- Work instruction
Each record must appear in the answer exactly as it does in the data.

(Component data from apps and pages)
..............................

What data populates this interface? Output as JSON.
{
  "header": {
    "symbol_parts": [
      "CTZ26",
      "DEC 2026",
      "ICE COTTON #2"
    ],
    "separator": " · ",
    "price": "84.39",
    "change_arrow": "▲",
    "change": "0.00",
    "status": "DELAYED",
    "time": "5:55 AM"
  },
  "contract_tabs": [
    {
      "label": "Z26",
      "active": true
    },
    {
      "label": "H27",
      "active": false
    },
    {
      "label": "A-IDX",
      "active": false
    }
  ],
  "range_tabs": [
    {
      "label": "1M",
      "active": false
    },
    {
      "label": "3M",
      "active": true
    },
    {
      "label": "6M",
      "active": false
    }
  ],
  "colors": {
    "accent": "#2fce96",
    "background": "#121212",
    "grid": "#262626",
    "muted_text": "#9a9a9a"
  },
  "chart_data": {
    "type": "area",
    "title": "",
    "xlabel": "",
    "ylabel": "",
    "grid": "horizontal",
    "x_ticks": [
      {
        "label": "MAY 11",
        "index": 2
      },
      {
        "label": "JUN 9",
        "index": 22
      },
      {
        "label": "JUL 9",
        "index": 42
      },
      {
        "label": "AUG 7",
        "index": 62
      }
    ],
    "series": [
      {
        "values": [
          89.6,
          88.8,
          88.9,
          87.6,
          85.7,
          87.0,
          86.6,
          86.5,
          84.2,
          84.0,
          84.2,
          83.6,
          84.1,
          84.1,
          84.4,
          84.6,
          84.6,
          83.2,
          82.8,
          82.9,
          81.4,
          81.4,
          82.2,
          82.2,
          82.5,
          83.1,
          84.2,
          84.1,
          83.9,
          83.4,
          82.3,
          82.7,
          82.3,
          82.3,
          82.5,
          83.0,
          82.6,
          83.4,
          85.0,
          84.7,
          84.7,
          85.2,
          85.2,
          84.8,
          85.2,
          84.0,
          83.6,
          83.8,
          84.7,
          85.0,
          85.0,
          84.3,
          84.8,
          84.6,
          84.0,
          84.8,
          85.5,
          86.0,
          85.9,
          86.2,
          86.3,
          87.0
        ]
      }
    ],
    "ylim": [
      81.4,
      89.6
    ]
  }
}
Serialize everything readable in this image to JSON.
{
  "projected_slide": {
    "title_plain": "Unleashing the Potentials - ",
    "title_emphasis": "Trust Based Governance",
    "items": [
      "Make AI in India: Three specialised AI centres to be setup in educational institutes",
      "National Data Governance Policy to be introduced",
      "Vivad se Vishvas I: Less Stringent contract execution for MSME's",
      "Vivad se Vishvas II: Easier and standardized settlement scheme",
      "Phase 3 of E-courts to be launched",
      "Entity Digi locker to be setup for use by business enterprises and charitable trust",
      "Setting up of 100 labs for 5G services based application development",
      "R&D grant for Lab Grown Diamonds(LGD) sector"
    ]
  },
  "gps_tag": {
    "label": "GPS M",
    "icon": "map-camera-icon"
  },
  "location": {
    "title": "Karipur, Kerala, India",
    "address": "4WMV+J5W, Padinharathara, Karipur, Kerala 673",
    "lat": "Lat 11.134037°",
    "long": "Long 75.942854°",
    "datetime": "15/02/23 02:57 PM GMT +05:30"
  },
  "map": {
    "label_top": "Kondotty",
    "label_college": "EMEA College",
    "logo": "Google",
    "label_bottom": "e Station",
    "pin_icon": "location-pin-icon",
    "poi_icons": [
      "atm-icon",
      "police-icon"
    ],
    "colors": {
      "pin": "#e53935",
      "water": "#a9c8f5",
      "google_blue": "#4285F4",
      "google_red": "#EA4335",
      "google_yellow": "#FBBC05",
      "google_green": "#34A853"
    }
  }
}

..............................

- Task result
What data populates this interface? Output as JSON.
{
  "header": {
    "symbol_parts": [
      "CTZ26",
      "DEC 2026",
      "ICE COTTON #2"
    ],
    "separator": " · ",
    "price": "84.39",
    "change_arrow": "▲",
    "change": "0.00",
    "status": "DELAYED",
    "time": "5:55 AM"
  },
  "contract_tabs": [
    {
      "label": "Z26",
      "active": true
    },
    {
      "label": "H27",
      "active": false
    },
    {
      "label": "A-IDX",
      "active": false
    }
  ],
  "range_tabs": [
    {
      "label": "1M",
      "active": false
    },
    {
      "label": "3M",
      "active": true
    },
    {
      "label": "6M",
      "active": false
    }
  ],
  "colors": {
    "accent": "#2fce96",
    "background": "#121212",
    "grid": "#262626",
    "muted_text": "#9a9a9a"
  },
  "chart_data": {
    "type": "area",
    "title": "",
    "xlabel": "",
    "ylabel": "",
    "grid": "horizontal",
    "x_ticks": [
      {
        "label": "MAY 11",
        "index": 2
      },
      {
        "label": "JUN 9",
        "index": 22
      },
      {
        "label": "JUL 9",
        "index": 42
      },
      {
        "label": "AUG 7",
        "index": 62
      }
    ],
    "series": [
      {
        "values": [
          89.6,
          88.8,
          88.9,
          87.6,
          85.7,
          87.0,
          86.6,
          86.5,
          84.2,
          84.0,
          84.2,
          83.6,
          84.1,
          84.1,
          84.4,
          84.6,
          84.6,
          83.2,
          82.8,
          82.9,
          81.4,
          81.4,
          82.2,
          82.2,
          82.5,
          83.1,
          84.2,
          84.1,
          83.9,
          83.4,
          82.3,
          82.7,
          82.3,
          82.3,
          82.5,
          83.0,
          82.6,
          83.4,
          85.0,
          84.7,
          84.7,
          85.2,
          85.2,
          84.8,
          85.2,
          84.0,
          83.6,
          83.8,
          84.7,
          85.0,
          85.0,
          84.3,
          84.8,
          84.6,
          84.0,
          84.8,
          85.5,
          86.0,
          85.9,
          86.2,
          86.3,
          87.0
        ]
      }
    ],
    "ylim": [
      81.4,
      89.6
    ]
  }
}
Serialize everything readable in this image to JSON.
{
  "projected_slide": {
    "title_plain": "Unleashing the Potentials - ",
    "title_emphasis": "Trust Based Governance",
    "items": [
      "Make AI in India: Three specialised AI centres to be setup in educational institutes",
      "National Data Governance Policy to be introduced",
      "Vivad se Vishvas I: Less Stringent contract execution for MSME's",
      "Vivad se Vishvas II: Easier and standardized settlement scheme",
      "Phase 3 of E-courts to be launched",
      "Entity Digi locker to be setup for use by business enterprises and charitable trust",
      "Setting up of 100 labs for 5G services based application development",
      "R&D grant for Lab Grown Diamonds(LGD) sector"
    ]
  },
  "gps_tag": {
    "label": "GPS M",
    "icon": "map-camera-icon"
  },
  "location": {
    "title": "Karipur, Kerala, India",
    "address": "4WMV+J5W, Padinharathara, Karipur, Kerala 673",
    "lat": "Lat 11.134037°",
    "long": "Long 75.942854°",
    "datetime": "15/02/23 02:57 PM GMT +05:30"
  },
  "map": {
    "label_top": "Kondotty",
    "label_college": "EMEA College",
    "logo": "Google",
    "label_bottom": "e Station",
    "pin_icon": "location-pin-icon",
    "poi_icons": [
      "atm-icon",
      "police-icon"
    ],
    "colors": {
      "pin": "#e53935",
      "water": "#a9c8f5",
      "google_blue": "#4285F4",
      "google_red": "#EA4335",
      "google_yellow": "#FBBC05",
      "google_green": "#34A853"
    }
  }
}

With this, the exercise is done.